Large studies that prove which treatment is the most appropriate one for which tumour stage are currently lacking. The ideal combination of treatments is unknown.
If the goal is to offer a temporary improvement of symptoms, then the following treatment options can be used: surgery, palliative radiotherapy, chemotherapy and/or tyrosine kinase inhibitors (kind of growth inhibitors). The efficacy of these options have not yet been definitively proven.
For the primary tumour surgery with conservation of the function of the anal sphincter is advised. Supplementary radiotherapy can result in a good local control for any remaining cancer cells.
If metastases are present chemotherapy based on carboplatin or mitoxantrone, toceranib phosphate, non-steroidal anti-inflammatory drugs, metronomic chemotherapy can be given and/or bisphosphonates for the treatment of excess calcium.
This tumour type invades the local tissues and demands a wide excision. The total excision of this tumour can be rather difficult due to the proximity of the anal sphincter. Up to half of the sphincter can be excised without causing nerve damage. When more than half needs to be removed or when the tumour is situated on the left as well as on the right side of the anus, surgical excision can lead to nerve damage. The consequences include the loss of sphincter control and thus loss of control of defecation.
The swollen lymph nodes can also be removed, certainly when they cause obstruction of the pelvis and/or cause an excess of calcium blood levels. When the tumour can only be removed with little margin, the risk of recurrence is high. This is also the case when the distinction between healthy and tumoural tissue is difficult. Complications occur in about 10% of surgically treated cases. The most common complications include bleeding during the operation, infection, incontinence (fecal or urinary), squeezing to defecate and the formation of fistulas.
This treatment is advised when the tumour cannot be removed in its entirety.

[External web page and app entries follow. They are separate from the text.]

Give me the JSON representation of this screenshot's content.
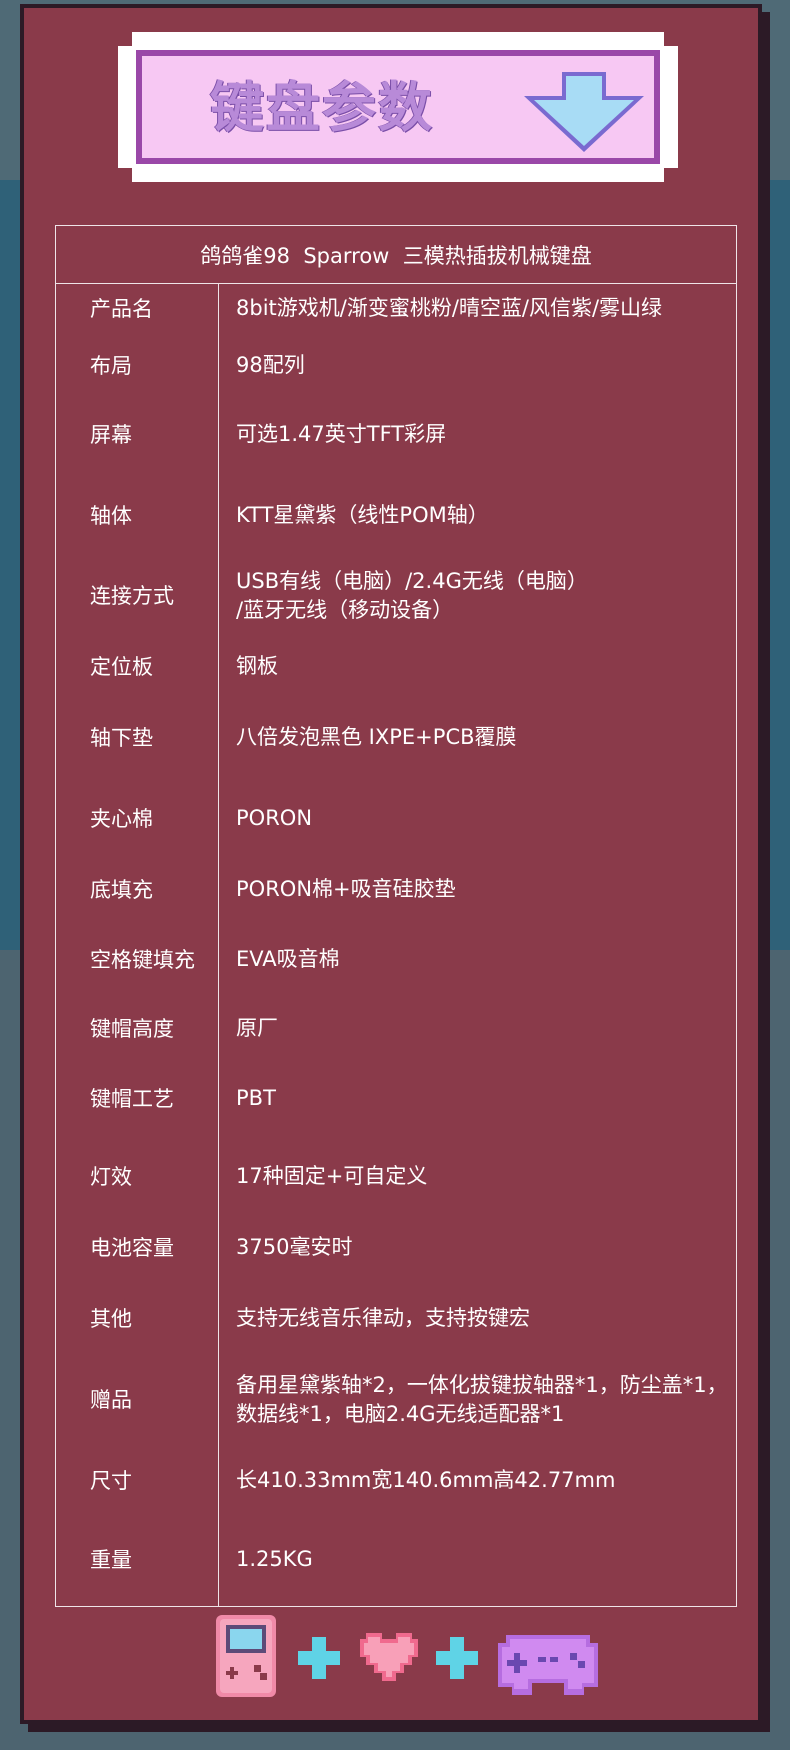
{
  "banner": {
    "title": "键盘参数",
    "arrow_icon": "down-arrow-icon"
  },
  "table": {
    "title": "鸽鸽雀98  Sparrow  三模热插拔机械键盘",
    "rows": [
      {
        "label": "产品名",
        "value": "8bit游戏机/渐变蜜桃粉/晴空蓝/风信紫/雾山绿"
      },
      {
        "label": "布局",
        "value": "98配列"
      },
      {
        "label": "屏幕",
        "value": "可选1.47英寸TFT彩屏"
      },
      {
        "label": "轴体",
        "value": "KTT星黛紫（线性POM轴）"
      },
      {
        "label": "连接方式",
        "value": "USB有线（电脑）/2.4G无线（电脑）\n/蓝牙无线（移动设备）"
      },
      {
        "label": "定位板",
        "value": "钢板"
      },
      {
        "label": "轴下垫",
        "value": "八倍发泡黑色 IXPE+PCB覆膜"
      },
      {
        "label": "夹心棉",
        "value": "PORON"
      },
      {
        "label": "底填充",
        "value": "PORON棉+吸音硅胶垫"
      },
      {
        "label": "空格键填充",
        "value": "EVA吸音棉"
      },
      {
        "label": "键帽高度",
        "value": "  原厂"
      },
      {
        "label": "键帽工艺",
        "value": "  PBT"
      },
      {
        "label": "灯效",
        "value": "17种固定+可自定义"
      },
      {
        "label": "电池容量",
        "value": "3750毫安时"
      },
      {
        "label": "其他",
        "value": "支持无线音乐律动，支持按键宏"
      },
      {
        "label": "赠品",
        "value": "备用星黛紫轴*2，一体化拔键拔轴器*1，防尘盖*1，\n数据线*1，电脑2.4G无线适配器*1"
      },
      {
        "label": "尺寸",
        "value": "长410.33mm宽140.6mm高42.77mm"
      },
      {
        "label": "重量",
        "value": "1.25KG"
      }
    ]
  },
  "footer_icons": [
    "gameboy-icon",
    "plus-icon",
    "heart-icon",
    "plus-icon",
    "gamepad-icon"
  ],
  "colors": {
    "panel": "#8a3a4a",
    "banner_face": "#f7c8f3",
    "banner_border": "#9a48a8",
    "title_text": "#b88ad8",
    "arrow": "#a8dcf5",
    "table_line": "#efe4e8"
  }
}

Up to 38% of dogs had a reduction in tumour size after radiotherapy and in 62% of dogs with clinical symptoms there was an improvement of disappearance of symptoms after radiotherapy.
So far, little is documented about the effect of chemotherapy as monotherapy or as a supplementary treatment for anal sac adenocarcinomas.
No impressive results were reported for chemotherapy (mitoxantrone, carboplatin, cisplatin, actinomycin D, melphalan) in monotherapy and their role in combination with other treatments is unknown.
Toceranib phosphate (tyrosine kinase inhibitor) is associated with a mild response (decrease in tumour volume).
Non-steroidal anti-inflammatory drugs have no proven effect so far, but their general affect against the formation of new blood vessels and tumour development could decrease the tumour growth.